(Stored records)
───

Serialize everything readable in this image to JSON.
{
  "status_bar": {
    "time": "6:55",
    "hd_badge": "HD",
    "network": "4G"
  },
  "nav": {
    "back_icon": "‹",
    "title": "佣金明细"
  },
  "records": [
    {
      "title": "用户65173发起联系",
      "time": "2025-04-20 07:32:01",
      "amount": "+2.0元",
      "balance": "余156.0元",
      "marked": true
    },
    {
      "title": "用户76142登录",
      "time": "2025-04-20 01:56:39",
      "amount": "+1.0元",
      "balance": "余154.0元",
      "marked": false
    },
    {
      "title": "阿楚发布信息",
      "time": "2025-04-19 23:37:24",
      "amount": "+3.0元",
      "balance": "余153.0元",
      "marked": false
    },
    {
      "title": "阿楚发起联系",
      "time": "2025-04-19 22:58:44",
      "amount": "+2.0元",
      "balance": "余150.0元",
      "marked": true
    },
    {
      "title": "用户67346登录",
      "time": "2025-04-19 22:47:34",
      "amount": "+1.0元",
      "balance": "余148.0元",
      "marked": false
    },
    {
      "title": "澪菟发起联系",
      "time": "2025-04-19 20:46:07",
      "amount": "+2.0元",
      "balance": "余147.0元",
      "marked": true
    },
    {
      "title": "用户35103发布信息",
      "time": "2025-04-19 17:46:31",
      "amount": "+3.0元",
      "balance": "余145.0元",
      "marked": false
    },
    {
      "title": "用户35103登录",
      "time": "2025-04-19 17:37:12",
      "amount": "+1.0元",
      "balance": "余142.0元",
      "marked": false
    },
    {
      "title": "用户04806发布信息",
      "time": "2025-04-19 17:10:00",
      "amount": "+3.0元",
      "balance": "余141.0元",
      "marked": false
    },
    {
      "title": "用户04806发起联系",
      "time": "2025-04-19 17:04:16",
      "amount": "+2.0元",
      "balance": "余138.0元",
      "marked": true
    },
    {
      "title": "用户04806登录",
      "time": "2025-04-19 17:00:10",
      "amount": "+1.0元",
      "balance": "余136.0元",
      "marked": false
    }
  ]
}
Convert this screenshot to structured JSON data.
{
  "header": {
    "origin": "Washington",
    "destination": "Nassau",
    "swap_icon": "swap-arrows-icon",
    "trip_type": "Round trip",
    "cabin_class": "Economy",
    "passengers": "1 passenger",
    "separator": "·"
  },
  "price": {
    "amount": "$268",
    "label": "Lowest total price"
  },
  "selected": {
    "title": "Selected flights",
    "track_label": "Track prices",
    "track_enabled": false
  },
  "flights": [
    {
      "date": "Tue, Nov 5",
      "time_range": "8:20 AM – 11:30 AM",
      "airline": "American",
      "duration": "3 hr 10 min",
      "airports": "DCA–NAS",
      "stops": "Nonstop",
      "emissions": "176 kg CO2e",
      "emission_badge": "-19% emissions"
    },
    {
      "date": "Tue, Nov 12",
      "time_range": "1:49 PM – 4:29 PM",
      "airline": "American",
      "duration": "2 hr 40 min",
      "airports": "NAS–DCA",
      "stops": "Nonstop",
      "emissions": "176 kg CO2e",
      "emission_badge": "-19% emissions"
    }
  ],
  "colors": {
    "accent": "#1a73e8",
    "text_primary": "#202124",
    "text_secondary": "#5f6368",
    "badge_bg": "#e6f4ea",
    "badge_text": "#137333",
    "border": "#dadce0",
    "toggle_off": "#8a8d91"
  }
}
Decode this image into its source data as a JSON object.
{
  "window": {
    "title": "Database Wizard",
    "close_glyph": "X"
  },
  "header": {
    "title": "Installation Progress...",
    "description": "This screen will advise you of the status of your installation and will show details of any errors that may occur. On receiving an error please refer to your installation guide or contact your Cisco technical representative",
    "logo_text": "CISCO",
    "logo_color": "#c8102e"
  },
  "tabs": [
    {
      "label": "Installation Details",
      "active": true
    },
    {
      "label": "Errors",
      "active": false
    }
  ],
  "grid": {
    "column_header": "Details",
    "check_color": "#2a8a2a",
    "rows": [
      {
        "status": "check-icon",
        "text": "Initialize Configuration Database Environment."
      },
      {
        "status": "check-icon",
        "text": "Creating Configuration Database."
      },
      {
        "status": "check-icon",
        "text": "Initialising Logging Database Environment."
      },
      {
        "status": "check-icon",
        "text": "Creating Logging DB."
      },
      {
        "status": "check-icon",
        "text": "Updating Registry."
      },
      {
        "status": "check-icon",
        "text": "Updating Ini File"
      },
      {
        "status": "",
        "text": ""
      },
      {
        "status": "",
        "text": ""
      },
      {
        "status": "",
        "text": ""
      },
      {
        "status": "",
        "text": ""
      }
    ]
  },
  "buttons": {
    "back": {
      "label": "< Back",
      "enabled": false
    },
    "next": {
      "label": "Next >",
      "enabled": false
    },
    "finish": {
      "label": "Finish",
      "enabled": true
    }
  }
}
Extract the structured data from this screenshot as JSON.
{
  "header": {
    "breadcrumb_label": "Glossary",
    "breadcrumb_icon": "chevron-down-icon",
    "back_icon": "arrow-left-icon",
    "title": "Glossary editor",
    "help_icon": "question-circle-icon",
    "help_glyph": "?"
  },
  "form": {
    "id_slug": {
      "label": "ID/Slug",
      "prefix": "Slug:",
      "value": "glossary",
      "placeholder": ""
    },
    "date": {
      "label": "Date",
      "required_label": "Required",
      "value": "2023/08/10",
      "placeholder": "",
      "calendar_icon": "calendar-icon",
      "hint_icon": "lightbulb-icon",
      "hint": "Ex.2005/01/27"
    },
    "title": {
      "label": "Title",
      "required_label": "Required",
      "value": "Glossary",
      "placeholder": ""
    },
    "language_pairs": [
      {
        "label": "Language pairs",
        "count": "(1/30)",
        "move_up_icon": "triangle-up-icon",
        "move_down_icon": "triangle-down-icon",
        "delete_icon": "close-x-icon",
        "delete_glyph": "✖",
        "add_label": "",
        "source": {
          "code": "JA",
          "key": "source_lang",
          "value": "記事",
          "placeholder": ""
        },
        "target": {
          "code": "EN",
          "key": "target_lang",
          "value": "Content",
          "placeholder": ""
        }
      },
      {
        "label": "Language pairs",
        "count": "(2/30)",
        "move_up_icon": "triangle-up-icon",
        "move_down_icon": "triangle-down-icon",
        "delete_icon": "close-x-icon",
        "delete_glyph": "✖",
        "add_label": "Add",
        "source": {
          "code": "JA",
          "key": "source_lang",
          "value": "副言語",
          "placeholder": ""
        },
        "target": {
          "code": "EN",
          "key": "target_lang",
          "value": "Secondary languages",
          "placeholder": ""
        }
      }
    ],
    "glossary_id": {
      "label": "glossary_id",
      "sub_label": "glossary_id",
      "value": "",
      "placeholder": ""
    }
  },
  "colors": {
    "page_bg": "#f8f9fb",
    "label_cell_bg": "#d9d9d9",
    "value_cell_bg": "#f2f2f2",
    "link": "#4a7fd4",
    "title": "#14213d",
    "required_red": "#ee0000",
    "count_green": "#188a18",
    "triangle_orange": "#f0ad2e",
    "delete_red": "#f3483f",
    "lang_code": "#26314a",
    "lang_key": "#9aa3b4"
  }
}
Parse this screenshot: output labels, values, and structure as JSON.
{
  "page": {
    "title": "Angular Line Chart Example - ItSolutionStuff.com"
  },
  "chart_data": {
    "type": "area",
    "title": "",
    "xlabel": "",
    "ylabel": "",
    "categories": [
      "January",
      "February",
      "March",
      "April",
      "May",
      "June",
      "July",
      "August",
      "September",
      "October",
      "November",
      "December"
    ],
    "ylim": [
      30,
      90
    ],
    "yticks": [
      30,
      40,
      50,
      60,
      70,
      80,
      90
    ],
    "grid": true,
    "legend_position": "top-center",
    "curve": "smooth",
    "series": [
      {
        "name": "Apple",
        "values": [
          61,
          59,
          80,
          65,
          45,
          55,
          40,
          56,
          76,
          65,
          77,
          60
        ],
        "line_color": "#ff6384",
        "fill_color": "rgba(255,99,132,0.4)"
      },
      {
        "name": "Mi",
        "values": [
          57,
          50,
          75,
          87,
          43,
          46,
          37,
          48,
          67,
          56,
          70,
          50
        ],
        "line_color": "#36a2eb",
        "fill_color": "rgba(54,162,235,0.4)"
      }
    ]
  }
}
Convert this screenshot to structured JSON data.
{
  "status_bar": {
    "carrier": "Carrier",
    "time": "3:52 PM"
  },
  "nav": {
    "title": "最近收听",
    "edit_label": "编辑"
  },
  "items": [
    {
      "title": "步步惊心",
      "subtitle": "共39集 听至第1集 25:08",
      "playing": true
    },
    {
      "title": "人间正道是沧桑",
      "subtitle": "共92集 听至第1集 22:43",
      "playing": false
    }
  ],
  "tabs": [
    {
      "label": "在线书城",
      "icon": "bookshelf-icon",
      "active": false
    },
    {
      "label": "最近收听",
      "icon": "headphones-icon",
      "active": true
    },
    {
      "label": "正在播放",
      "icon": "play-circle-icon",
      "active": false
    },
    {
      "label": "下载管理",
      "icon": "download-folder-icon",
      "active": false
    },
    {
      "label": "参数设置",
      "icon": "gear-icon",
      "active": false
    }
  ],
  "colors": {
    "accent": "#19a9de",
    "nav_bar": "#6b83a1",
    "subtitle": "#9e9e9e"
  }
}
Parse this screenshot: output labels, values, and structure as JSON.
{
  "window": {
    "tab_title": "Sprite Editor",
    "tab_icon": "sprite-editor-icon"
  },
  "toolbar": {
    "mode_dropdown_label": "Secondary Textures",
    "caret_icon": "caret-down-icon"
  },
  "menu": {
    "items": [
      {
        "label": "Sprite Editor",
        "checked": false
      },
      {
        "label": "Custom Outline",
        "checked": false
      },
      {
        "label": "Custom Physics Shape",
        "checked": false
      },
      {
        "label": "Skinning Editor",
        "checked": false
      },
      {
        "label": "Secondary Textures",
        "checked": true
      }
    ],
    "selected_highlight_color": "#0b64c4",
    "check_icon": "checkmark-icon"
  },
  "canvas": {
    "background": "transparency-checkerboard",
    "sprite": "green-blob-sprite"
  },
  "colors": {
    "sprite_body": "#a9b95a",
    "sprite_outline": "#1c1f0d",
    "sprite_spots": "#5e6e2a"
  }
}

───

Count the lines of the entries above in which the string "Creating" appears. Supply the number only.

> _Task response_
2